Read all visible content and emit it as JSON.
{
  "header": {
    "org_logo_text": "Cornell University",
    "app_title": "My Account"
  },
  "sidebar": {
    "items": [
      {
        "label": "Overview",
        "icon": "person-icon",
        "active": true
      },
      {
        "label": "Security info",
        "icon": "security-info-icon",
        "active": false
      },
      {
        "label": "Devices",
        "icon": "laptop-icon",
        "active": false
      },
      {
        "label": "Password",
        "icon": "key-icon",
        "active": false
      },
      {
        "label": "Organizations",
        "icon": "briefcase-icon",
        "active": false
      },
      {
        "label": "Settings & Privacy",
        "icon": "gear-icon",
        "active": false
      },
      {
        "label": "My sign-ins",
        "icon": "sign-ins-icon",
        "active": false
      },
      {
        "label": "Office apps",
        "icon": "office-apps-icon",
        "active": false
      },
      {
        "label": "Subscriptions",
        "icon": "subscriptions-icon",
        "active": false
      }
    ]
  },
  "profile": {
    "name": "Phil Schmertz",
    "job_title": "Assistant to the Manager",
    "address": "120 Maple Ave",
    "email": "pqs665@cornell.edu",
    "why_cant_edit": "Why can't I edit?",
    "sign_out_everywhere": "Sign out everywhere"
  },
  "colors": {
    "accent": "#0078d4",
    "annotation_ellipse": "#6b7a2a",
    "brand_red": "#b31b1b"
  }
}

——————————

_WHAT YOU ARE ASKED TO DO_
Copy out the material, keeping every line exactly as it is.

_SOLUTION FOR THIS EXERCISE_
Read all visible content and emit it as JSON.
{
  "header": {
    "org_logo_text": "Cornell University",
    "app_title": "My Account"
  },
  "sidebar": {
    "items": [
      {
        "label": "Overview",
        "icon": "person-icon",
        "active": true
      },
      {
        "label": "Security info",
        "icon": "security-info-icon",
        "active": false
      },
      {
        "label": "Devices",
        "icon": "laptop-icon",
        "active": false
      },
      {
        "label": "Password",
        "icon": "key-icon",
        "active": false
      },
      {
        "label": "Organizations",
        "icon": "briefcase-icon",
        "active": false
      },
      {
        "label": "Settings & Privacy",
        "icon": "gear-icon",
        "active": false
      },
      {
        "label": "My sign-ins",
        "icon": "sign-ins-icon",
        "active": false
      },
      {
        "label": "Office apps",
        "icon": "office-apps-icon",
        "active": false
      },
      {
        "label": "Subscriptions",
        "icon": "subscriptions-icon",
        "active": false
      }
    ]
  },
  "profile": {
    "name": "Phil Schmertz",
    "job_title": "Assistant to the Manager",
    "address": "120 Maple Ave",
    "email": "pqs665@cornell.edu",
    "why_cant_edit": "Why can't I edit?",
    "sign_out_everywhere": "Sign out everywhere"
  },
  "colors": {
    "accent": "#0078d4",
    "annotation_ellipse": "#6b7a2a",
    "brand_red": "#b31b1b"
  }
}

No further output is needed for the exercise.